:: What you should do ::
For each record below, output its text exactly and skip any picture.

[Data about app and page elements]
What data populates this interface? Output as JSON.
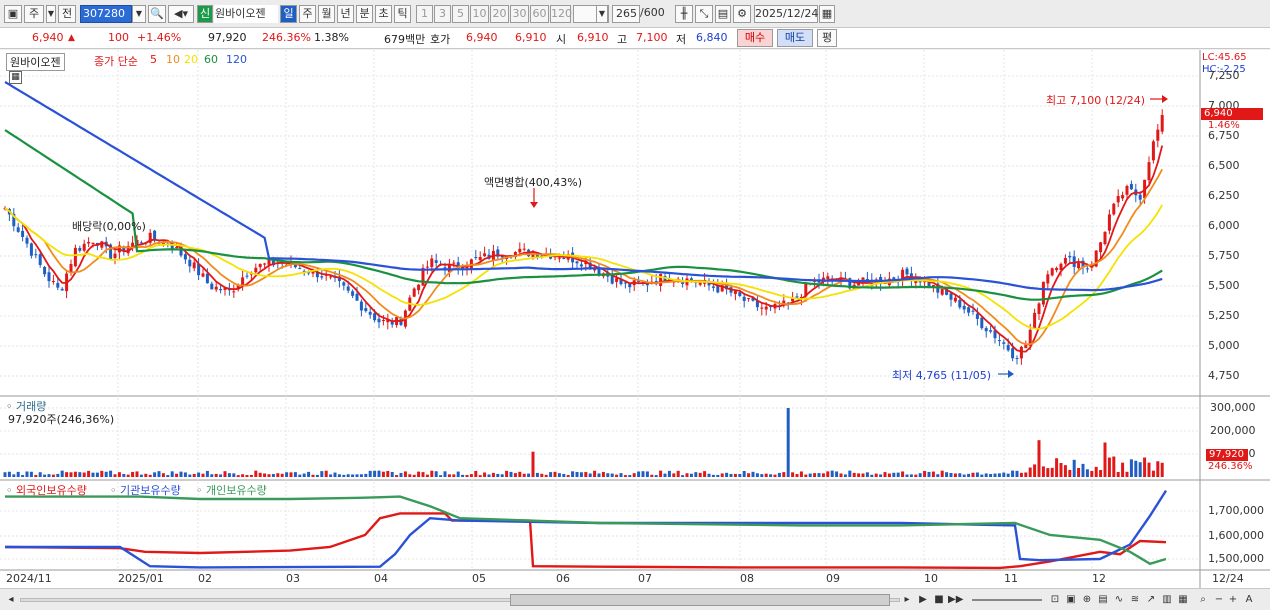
{
  "toolbar": {
    "period_mode": "주",
    "prev_label": "전",
    "stock_code": "307280",
    "credit_badge": "신",
    "stock_name": "원바이오젠",
    "period_tabs": [
      "일",
      "주",
      "월",
      "년",
      "분",
      "초",
      "틱"
    ],
    "active_period": "일",
    "minute_options": [
      "1",
      "3",
      "5",
      "10",
      "20",
      "30",
      "60",
      "120"
    ],
    "count_display": "265",
    "count_total": "/600",
    "date": "2025/12/24"
  },
  "quote": {
    "price": "6,940",
    "change": "100",
    "change_pct": "+1.46%",
    "volume": "97,920",
    "volume_ratio": "246.36%",
    "turnover": "1.38%",
    "amount": "679백만",
    "hoga_label": "호가",
    "ask": "6,940",
    "bid": "6,910",
    "open_label": "시",
    "open": "6,910",
    "high_label": "고",
    "high": "7,100",
    "low_label": "저",
    "low": "6,840",
    "buy_label": "매수",
    "sell_label": "매도",
    "eval_label": "평"
  },
  "price_panel": {
    "stock_name": "원바이오젠",
    "ma_title": "종가 단순",
    "ma_periods": [
      {
        "label": "5",
        "color": "#e01818"
      },
      {
        "label": "10",
        "color": "#f08c1c"
      },
      {
        "label": "20",
        "color": "#f5e200"
      },
      {
        "label": "60",
        "color": "#1a9140"
      },
      {
        "label": "120",
        "color": "#2a52d6"
      }
    ],
    "lc_label": "LC:45.65",
    "hc_label": "HC:-2.25",
    "last_price_tag": "6,940",
    "last_pct_tag": "1.46%",
    "high_annot": "최고 7,100 (12/24)",
    "low_annot": "최저 4,765 (11/05)",
    "dividend_annot": "배당락(0,00%)",
    "split_annot": "액면병합(400,43%)",
    "y_ticks": [
      "7,250",
      "7,000",
      "6,750",
      "6,500",
      "6,250",
      "6,000",
      "5,750",
      "5,500",
      "5,250",
      "5,000",
      "4,750"
    ]
  },
  "volume_panel": {
    "title": "거래량",
    "value_label": "97,920주(246,36%)",
    "y_ticks": [
      "300,000",
      "200,000",
      "100,000"
    ],
    "last_value_tag": "97,920",
    "last_pct_tag": "246.36%"
  },
  "holdings_panel": {
    "legend": [
      "외국인보유수량",
      "기관보유수량",
      "개인보유수량"
    ],
    "y_ticks": [
      "1,700,000",
      "1,600,000",
      "1,500,000"
    ]
  },
  "x_axis": {
    "labels": [
      "2024/11",
      "2025/01",
      "02",
      "03",
      "04",
      "05",
      "06",
      "07",
      "08",
      "09",
      "10",
      "11",
      "12"
    ],
    "right_label": "12/24"
  },
  "colors": {
    "up": "#e01818",
    "down": "#1f5fc4",
    "ma5": "#e01818",
    "ma10": "#f08c1c",
    "ma20": "#f5e200",
    "ma60": "#1a9140",
    "ma120": "#2a52d6",
    "foreign": "#e01818",
    "institution": "#2a52d6",
    "individual": "#3a9a5a"
  }
}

:: Reply ::
What data populates this interface? Output as JSON.
{
  "toolbar": {
    "period_mode": "주",
    "prev_label": "전",
    "stock_code": "307280",
    "credit_badge": "신",
    "stock_name": "원바이오젠",
    "period_tabs": [
      "일",
      "주",
      "월",
      "년",
      "분",
      "초",
      "틱"
    ],
    "active_period": "일",
    "minute_options": [
      "1",
      "3",
      "5",
      "10",
      "20",
      "30",
      "60",
      "120"
    ],
    "count_display": "265",
    "count_total": "/600",
    "date": "2025/12/24"
  },
  "quote": {
    "price": "6,940",
    "change": "100",
    "change_pct": "+1.46%",
    "volume": "97,920",
    "volume_ratio": "246.36%",
    "turnover": "1.38%",
    "amount": "679백만",
    "hoga_label": "호가",
    "ask": "6,940",
    "bid": "6,910",
    "open_label": "시",
    "open": "6,910",
    "high_label": "고",
    "high": "7,100",
    "low_label": "저",
    "low": "6,840",
    "buy_label": "매수",
    "sell_label": "매도",
    "eval_label": "평"
  },
  "price_panel": {
    "stock_name": "원바이오젠",
    "ma_title": "종가 단순",
    "ma_periods": [
      {
        "label": "5",
        "color": "#e01818"
      },
      {
        "label": "10",
        "color": "#f08c1c"
      },
      {
        "label": "20",
        "color": "#f5e200"
      },
      {
        "label": "60",
        "color": "#1a9140"
      },
      {
        "label": "120",
        "color": "#2a52d6"
      }
    ],
    "lc_label": "LC:45.65",
    "hc_label": "HC:-2.25",
    "last_price_tag": "6,940",
    "last_pct_tag": "1.46%",
    "high_annot": "최고 7,100 (12/24)",
    "low_annot": "최저 4,765 (11/05)",
    "dividend_annot": "배당락(0,00%)",
    "split_annot": "액면병합(400,43%)",
    "y_ticks": [
      "7,250",
      "7,000",
      "6,750",
      "6,500",
      "6,250",
      "6,000",
      "5,750",
      "5,500",
      "5,250",
      "5,000",
      "4,750"
    ]
  },
  "volume_panel": {
    "title": "거래량",
    "value_label": "97,920주(246,36%)",
    "y_ticks": [
      "300,000",
      "200,000",
      "100,000"
    ],
    "last_value_tag": "97,920",
    "last_pct_tag": "246.36%"
  },
  "holdings_panel": {
    "legend": [
      "외국인보유수량",
      "기관보유수량",
      "개인보유수량"
    ],
    "y_ticks": [
      "1,700,000",
      "1,600,000",
      "1,500,000"
    ]
  },
  "x_axis": {
    "labels": [
      "2024/11",
      "2025/01",
      "02",
      "03",
      "04",
      "05",
      "06",
      "07",
      "08",
      "09",
      "10",
      "11",
      "12"
    ],
    "right_label": "12/24"
  },
  "colors": {
    "up": "#e01818",
    "down": "#1f5fc4",
    "ma5": "#e01818",
    "ma10": "#f08c1c",
    "ma20": "#f5e200",
    "ma60": "#1a9140",
    "ma120": "#2a52d6",
    "foreign": "#e01818",
    "institution": "#2a52d6",
    "individual": "#3a9a5a"
  }
}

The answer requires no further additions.